A deep Jewish ethical value is not like the piercing, intermittent light of a laser, cutting through hard metals, but it is like the diffuse, continuous light of the sun, warming our planet, a source of energy and life. “God created humankind in His own image, in the image of God he created them…” (Genesis 1:27). In the Jewish tradition, one of the main human values understood to be inherent in this verse is the aspiration of kavod habriyot, variously translated as individual honor or human dignity. According to Rabbi Jonathan Sacks in his book, “To Heal a Fractured World,” “Judaism represents a highly distinctive approach to the idea of equality. … A society must ensure equal dignity … to each of its members.”

It follows from this that those members of society who are at its margins have an ethical right to invoke kavod habriyot in order to awaken their society to ensure that they are treated with equal dignity and honor. In turn, Jewish leaders, and the community at large, possess a corresponding obligation to respond to such a request. In many cases, perhaps even most, leaders and others may choose to simply ignore the marginalized group. The felt power of a deep Jewish value like kavod habriyot, however, makes this strategy unlikely to work over the long run. Like the light of the sun, kavod habriyot energizes those on the periphery, as they struggle to gain a degree of respect to which by virtue of their humanity alone they are already entitled.

A timely example of the power of Jewish ethics is the recent give and take between Orthodox Jewish gays and a group of Modern Orthodox rabbis and educators. Last December a panel discussion on the experiences of being gay in the Orthodox community took place at Yeshiva University, attended by about 700 people. Openly gay students and alumni from Yeshiva University took part in the conversation, which was moderated by YU administrators. The focus of the evening was on personal stories and not on Jewish legal issues. It marked the first time that an Orthodox Jewish institution was willing to listen to the unique difficulties faced by gay Orthodox Jews in a public forum.

A little more than a half a year later, a group of about 60 Modern Orthodox rabbis and educators have issued a “Statement of Principles on the Place of Jews with a Homosexual Orientation in Our Community.” This statement is one of the most tolerant documents towards gays ever published in the Orthodox world. While reiterating the prohibition of homosexual acts, the principles state that Jewish law “does not prohibit orientation or feelings of same-sex attraction, and nothing in the Torah devalues the human beings who struggle with them.” Further, the principles also note that “various homosexual acts” are categorized in Jewish law “with different degrees of severity and opprobrium.”

The principles leave the decision to be open about one’s sexual orientation to the individual and see no prohibition in publicly acknowledging one’s homosexuality. Importantly, the document specifies in clear and unambiguous language that: “Jews with homosexual orientations or same sex-attractions should be welcomed as full members of the synagogue and school community … they should participate and count ritually, be eligible for ritual synagogue honors, and generally be treated in the same fashion … as any other member of the synagogue they join.”

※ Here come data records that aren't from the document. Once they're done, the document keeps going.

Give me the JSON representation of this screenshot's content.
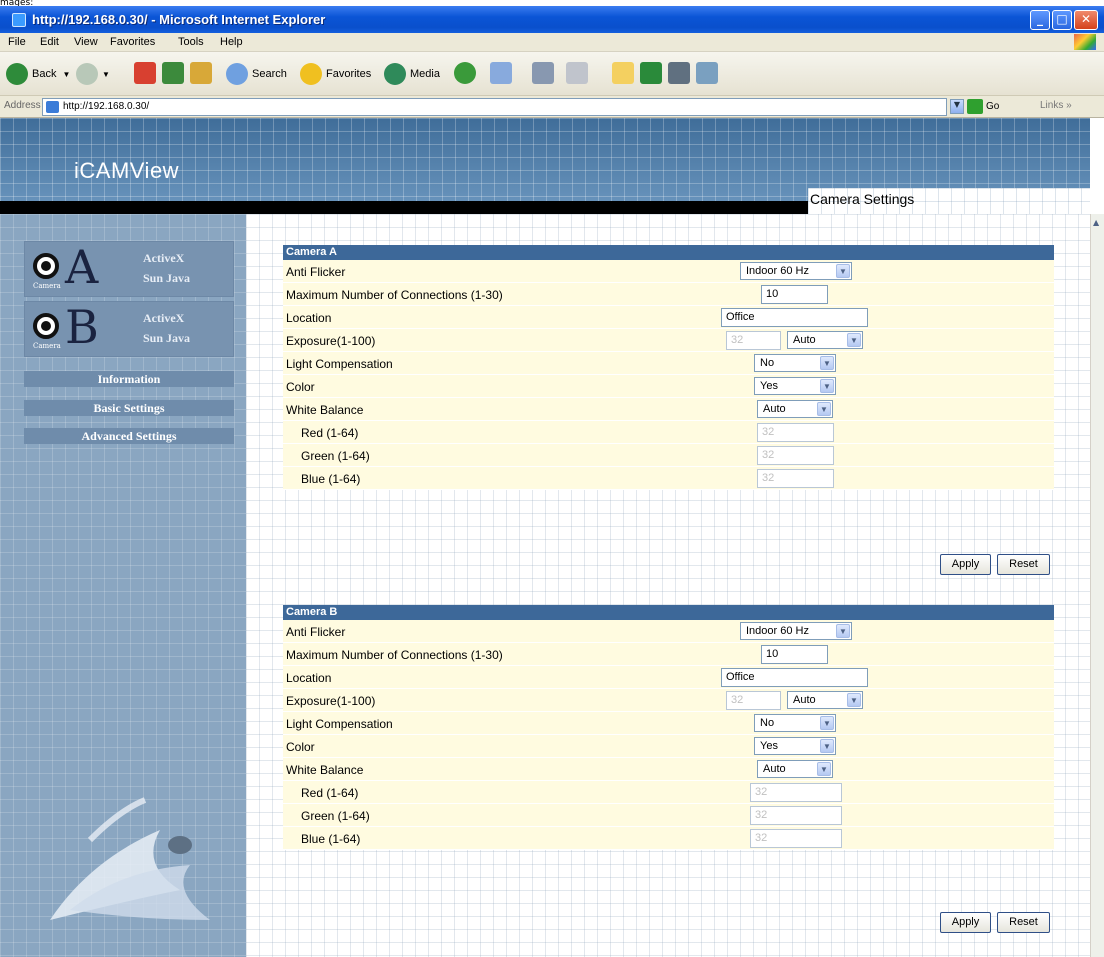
{
  "window": {
    "top_caption": "mages:",
    "title": "http://192.168.0.30/ - Microsoft Internet Explorer"
  },
  "menu": [
    "File",
    "Edit",
    "View",
    "Favorites",
    "Tools",
    "Help"
  ],
  "toolbar": {
    "back": "Back",
    "search": "Search",
    "favorites": "Favorites",
    "media": "Media"
  },
  "address": {
    "label": "Address",
    "url": "http://192.168.0.30/",
    "go": "Go",
    "links": "Links"
  },
  "page": {
    "logo": "iCAMView",
    "title": "Camera Settings"
  },
  "sidebar": {
    "cam_a": {
      "letter": "A",
      "caption": "Camera",
      "activex": "ActiveX",
      "java": "Sun Java"
    },
    "cam_b": {
      "letter": "B",
      "caption": "Camera",
      "activex": "ActiveX",
      "java": "Sun Java"
    },
    "nav": [
      "Information",
      "Basic Settings",
      "Advanced Settings"
    ]
  },
  "camera_a": {
    "header": "Camera A",
    "anti_flicker": {
      "label": "Anti Flicker",
      "value": "Indoor 60 Hz"
    },
    "max_conn": {
      "label": "Maximum Number of Connections (1-30)",
      "value": "10"
    },
    "location": {
      "label": "Location",
      "value": "Office"
    },
    "exposure": {
      "label": "Exposure(1-100)",
      "value": "32",
      "mode": "Auto"
    },
    "light_comp": {
      "label": "Light Compensation",
      "value": "No"
    },
    "color": {
      "label": "Color",
      "value": "Yes"
    },
    "white_balance": {
      "label": "White Balance",
      "value": "Auto"
    },
    "red": {
      "label": "Red (1-64)",
      "value": "32"
    },
    "green": {
      "label": "Green (1-64)",
      "value": "32"
    },
    "blue": {
      "label": "Blue (1-64)",
      "value": "32"
    },
    "apply": "Apply",
    "reset": "Reset"
  },
  "camera_b": {
    "header": "Camera B",
    "anti_flicker": {
      "label": "Anti Flicker",
      "value": "Indoor 60 Hz"
    },
    "max_conn": {
      "label": "Maximum Number of Connections (1-30)",
      "value": "10"
    },
    "location": {
      "label": "Location",
      "value": "Office"
    },
    "exposure": {
      "label": "Exposure(1-100)",
      "value": "32",
      "mode": "Auto"
    },
    "light_comp": {
      "label": "Light Compensation",
      "value": "No"
    },
    "color": {
      "label": "Color",
      "value": "Yes"
    },
    "white_balance": {
      "label": "White Balance",
      "value": "Auto"
    },
    "red": {
      "label": "Red (1-64)",
      "value": "32"
    },
    "green": {
      "label": "Green (1-64)",
      "value": "32"
    },
    "blue": {
      "label": "Blue (1-64)",
      "value": "32"
    },
    "apply": "Apply",
    "reset": "Reset"
  },
  "colors": {
    "title_bar": "#0b55d6",
    "panel_header": "#3d6899",
    "row_bg": "#fffbe0",
    "sidebar": "#8aa6c1"
  }
}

In addition, it is up to each synagogue, together with its rabbi, to determine whether or not “openly practicing homosexuals” should be accepted as members. Synagogue standards must be applied fairly and objectively to all “open violators of halacha.” This last phrase clearly implies that if a synagogue has non-Sabbath observant members it must allow for the possibility of openly practicing homosexuals to become members.

Tellingly, the first paragraph of the document states, “All human beings are created in the image of God and deserve to be treated with dignity and respect (kavod habriyot).” What emerges from this process is a new understanding of what toleration implies in the Modern Orthodox world. And, while it is clearly something new, it is, in the end, merely a specific application of a piece of ancient wisdom, deeply grounded in the Jewish tradition.

Do these principles go far enough? Or, are the principles themselves subject to additional interpretation? In light of the Jewish call for universal human dignity, it is impossible to answer these kinds of questions with certainty. Nevertheless, I believe that it is the case that kavod habriyot represents even more than a demand for mere toleration.

A society must insure equal dignity to each of its members. With this document, are we there yet? Let us use our moral imagination to feel what it might be like to be taught over and over again that your sexuality is deeply flawed through no fault of your own. Let us imagine what it is like to be told that your community will not recognize or accept the one personal relationship in your life that most defines who you are as a person. Imagine being told that you can be a member of a synagogue as long as there are already members of the synagogue who violate the Torah. Beyond toleration is a pluralism that recognizes that everyone possesses part of a larger truth. Beyond toleration is an acknowledgement by the majority that what it takes as self-evidently true may in fact be wrong.

The last paragraph of the statement of principles introduces three additional Jewish “qualities of being: mercy, modesty and acts of loving-kindness,” qualities that prod us on beyond toleration. This is not meant as a criticism of the statement of principles but rather to see the document not as a still life but as a dynamic set of principles to guide us along on a new path towards new relational modes.

Moses L. Pava is a professor of business ethics at Yeshiva University.